**EXTRACTED DATA:**
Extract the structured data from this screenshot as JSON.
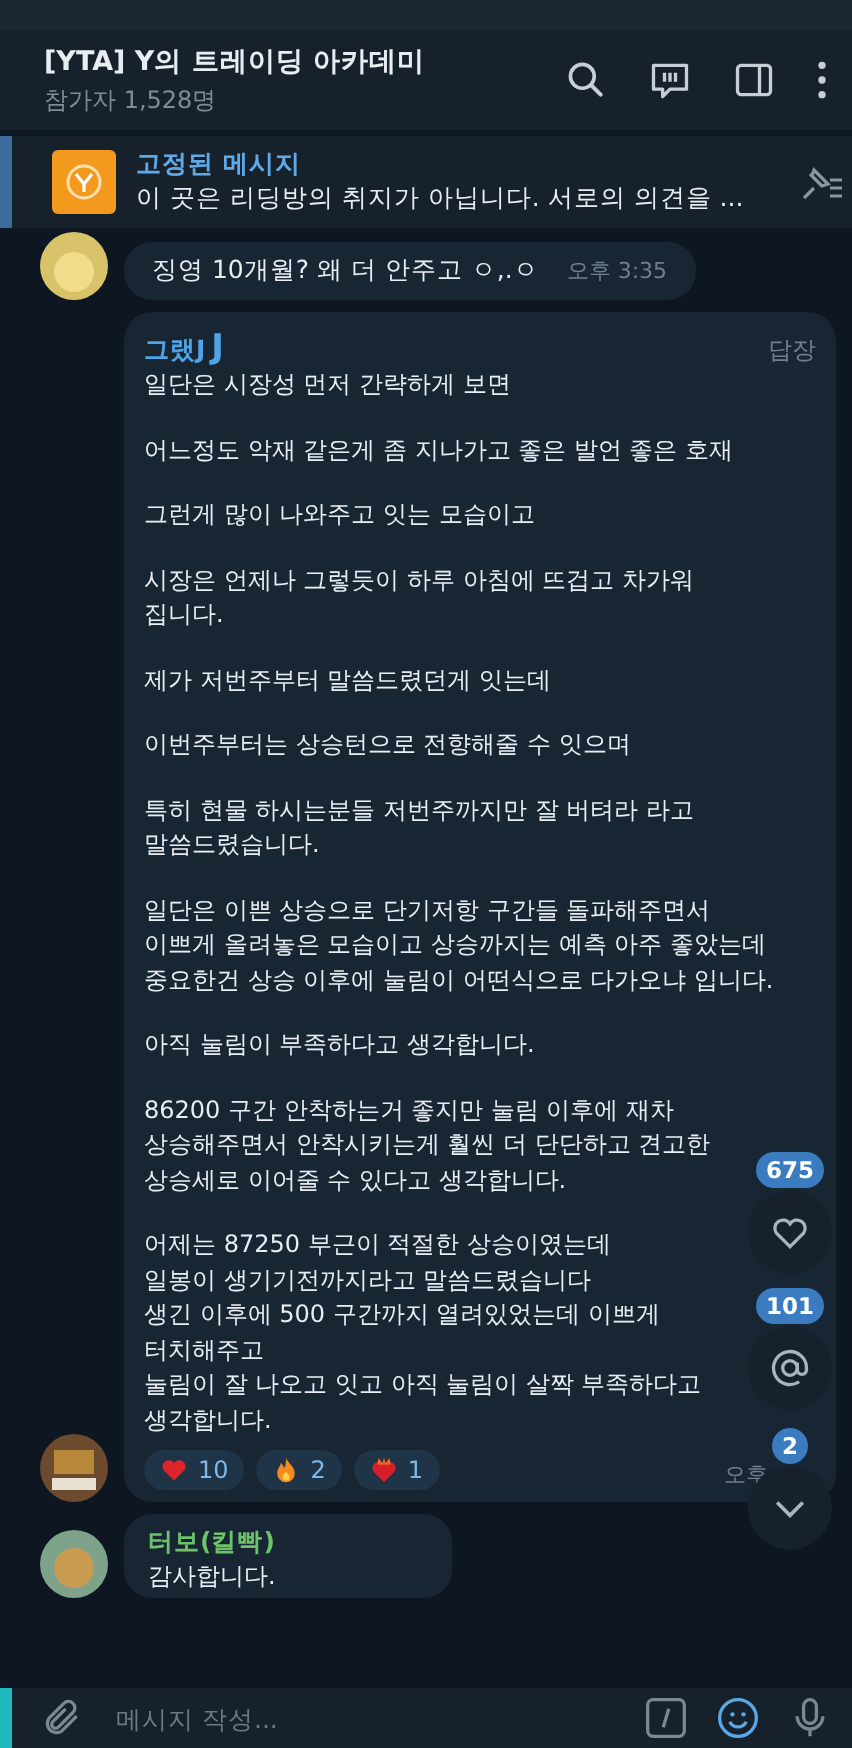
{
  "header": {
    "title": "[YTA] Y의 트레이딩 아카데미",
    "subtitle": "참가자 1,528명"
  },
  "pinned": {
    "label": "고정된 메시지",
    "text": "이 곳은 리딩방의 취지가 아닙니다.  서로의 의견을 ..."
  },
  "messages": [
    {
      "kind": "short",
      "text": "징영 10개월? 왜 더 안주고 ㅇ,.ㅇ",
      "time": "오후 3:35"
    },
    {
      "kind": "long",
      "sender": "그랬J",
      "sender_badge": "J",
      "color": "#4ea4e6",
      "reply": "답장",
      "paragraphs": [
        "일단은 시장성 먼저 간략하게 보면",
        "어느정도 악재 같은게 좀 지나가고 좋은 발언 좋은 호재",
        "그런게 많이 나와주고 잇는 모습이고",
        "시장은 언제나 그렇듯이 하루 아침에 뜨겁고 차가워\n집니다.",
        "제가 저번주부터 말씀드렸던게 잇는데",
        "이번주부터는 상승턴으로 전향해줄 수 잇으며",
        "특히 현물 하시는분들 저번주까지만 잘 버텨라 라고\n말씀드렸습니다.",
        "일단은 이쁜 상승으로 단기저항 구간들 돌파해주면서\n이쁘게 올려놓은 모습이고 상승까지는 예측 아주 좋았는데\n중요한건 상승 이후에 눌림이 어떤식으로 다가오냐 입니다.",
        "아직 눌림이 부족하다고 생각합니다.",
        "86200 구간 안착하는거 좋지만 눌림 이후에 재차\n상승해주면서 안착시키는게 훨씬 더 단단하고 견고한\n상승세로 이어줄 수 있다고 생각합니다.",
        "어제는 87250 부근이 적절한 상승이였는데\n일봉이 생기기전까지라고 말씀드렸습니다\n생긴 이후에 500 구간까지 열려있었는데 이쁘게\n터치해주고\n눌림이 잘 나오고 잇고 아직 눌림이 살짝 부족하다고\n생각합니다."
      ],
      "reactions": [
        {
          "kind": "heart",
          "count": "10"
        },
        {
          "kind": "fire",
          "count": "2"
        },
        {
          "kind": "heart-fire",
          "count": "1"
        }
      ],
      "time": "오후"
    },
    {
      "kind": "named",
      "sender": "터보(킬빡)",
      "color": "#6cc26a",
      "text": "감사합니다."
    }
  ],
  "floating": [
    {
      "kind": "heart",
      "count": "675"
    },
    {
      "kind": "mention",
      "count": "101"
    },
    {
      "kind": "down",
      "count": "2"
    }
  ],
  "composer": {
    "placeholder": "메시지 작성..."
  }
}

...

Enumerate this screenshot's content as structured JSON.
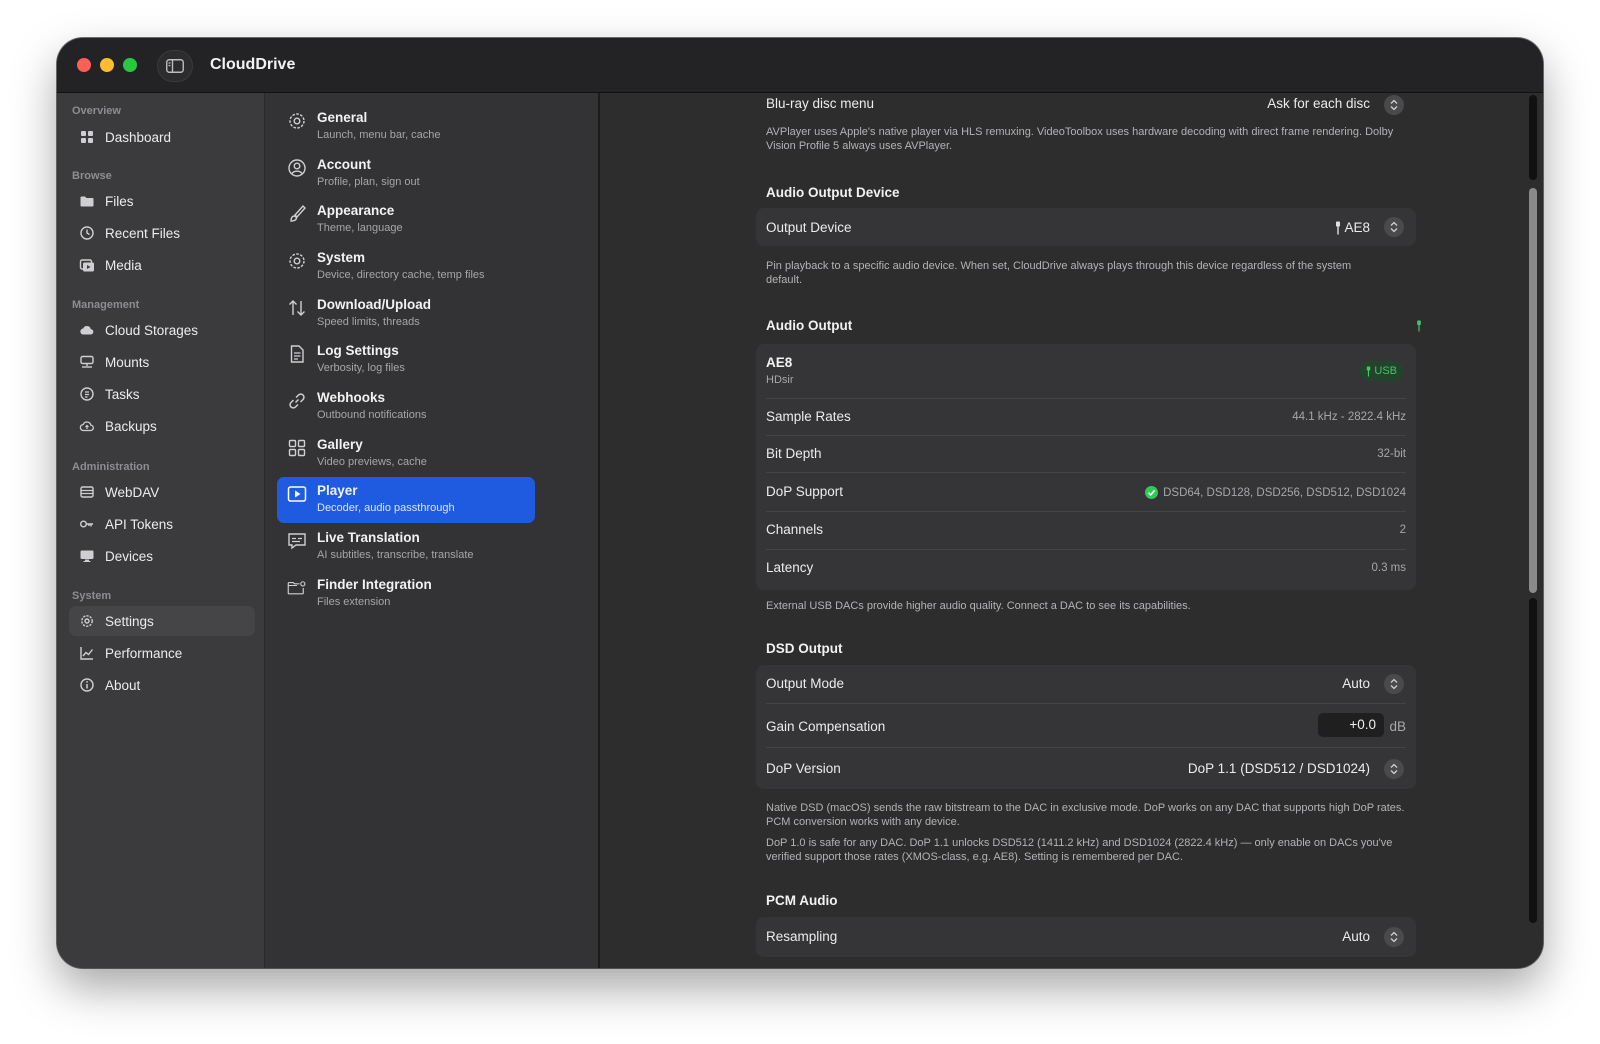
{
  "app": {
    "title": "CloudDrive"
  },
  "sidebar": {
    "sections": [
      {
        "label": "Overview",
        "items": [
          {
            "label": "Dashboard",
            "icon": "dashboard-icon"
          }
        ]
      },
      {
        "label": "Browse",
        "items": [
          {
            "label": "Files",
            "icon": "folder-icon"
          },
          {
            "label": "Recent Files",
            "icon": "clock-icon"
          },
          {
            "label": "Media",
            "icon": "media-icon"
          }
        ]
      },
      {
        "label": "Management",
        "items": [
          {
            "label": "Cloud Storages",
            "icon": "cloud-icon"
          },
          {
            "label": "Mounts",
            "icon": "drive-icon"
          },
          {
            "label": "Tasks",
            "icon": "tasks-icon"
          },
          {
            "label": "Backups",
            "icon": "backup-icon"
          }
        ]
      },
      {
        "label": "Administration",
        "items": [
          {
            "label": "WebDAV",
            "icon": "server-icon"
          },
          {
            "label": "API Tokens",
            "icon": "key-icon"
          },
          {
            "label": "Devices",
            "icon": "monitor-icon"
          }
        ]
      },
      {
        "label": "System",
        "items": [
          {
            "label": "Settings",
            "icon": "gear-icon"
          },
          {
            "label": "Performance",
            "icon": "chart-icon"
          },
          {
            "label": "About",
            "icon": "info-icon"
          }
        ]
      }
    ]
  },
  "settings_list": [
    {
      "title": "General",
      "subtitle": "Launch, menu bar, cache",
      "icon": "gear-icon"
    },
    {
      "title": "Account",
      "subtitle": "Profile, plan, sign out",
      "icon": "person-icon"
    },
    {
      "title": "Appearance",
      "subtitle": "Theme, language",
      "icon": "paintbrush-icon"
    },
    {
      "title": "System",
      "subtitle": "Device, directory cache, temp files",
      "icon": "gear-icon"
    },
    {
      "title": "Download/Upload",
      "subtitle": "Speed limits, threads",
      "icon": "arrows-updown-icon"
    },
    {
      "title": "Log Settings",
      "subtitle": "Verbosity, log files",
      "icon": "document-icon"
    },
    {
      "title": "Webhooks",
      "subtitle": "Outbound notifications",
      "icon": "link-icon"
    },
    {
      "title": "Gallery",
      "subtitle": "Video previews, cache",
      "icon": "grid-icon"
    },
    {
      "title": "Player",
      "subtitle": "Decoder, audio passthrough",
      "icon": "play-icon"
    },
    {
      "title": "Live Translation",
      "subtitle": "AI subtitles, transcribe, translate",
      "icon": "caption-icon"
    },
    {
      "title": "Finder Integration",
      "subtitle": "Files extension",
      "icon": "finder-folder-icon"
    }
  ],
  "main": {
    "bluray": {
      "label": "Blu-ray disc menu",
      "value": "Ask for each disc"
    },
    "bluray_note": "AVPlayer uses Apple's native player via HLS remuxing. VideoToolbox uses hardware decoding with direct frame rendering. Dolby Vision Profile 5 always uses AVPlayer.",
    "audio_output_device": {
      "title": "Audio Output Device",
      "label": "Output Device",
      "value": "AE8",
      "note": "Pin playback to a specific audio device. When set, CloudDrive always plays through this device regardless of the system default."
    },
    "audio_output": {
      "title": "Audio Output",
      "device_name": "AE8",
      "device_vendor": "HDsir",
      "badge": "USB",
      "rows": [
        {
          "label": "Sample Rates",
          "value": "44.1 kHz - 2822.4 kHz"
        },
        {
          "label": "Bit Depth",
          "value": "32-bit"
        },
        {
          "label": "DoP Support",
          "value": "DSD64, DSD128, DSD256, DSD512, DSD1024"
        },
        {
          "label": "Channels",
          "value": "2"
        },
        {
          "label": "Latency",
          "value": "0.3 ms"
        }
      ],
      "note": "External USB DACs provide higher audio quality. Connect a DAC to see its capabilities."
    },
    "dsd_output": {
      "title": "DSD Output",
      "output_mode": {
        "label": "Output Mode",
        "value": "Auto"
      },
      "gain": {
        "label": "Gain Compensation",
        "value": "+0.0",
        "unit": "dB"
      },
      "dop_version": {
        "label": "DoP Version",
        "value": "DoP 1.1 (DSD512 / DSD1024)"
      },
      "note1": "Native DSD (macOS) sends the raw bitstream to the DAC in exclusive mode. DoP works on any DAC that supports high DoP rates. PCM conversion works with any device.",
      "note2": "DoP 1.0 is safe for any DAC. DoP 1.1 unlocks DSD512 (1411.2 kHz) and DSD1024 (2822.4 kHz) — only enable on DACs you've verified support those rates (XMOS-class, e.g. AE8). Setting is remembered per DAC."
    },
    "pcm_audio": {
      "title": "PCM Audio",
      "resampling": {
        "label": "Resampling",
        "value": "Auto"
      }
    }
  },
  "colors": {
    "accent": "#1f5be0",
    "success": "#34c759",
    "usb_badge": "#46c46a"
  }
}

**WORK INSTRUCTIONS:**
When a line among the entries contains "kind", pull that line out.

**REPLY:**
      "kind": "short",
      "kind": "long",
          "kind": "heart",
          "kind": "fire",
          "kind": "heart-fire",
      "kind": "named",
      "kind": "heart",
      "kind": "mention",
      "kind": "down",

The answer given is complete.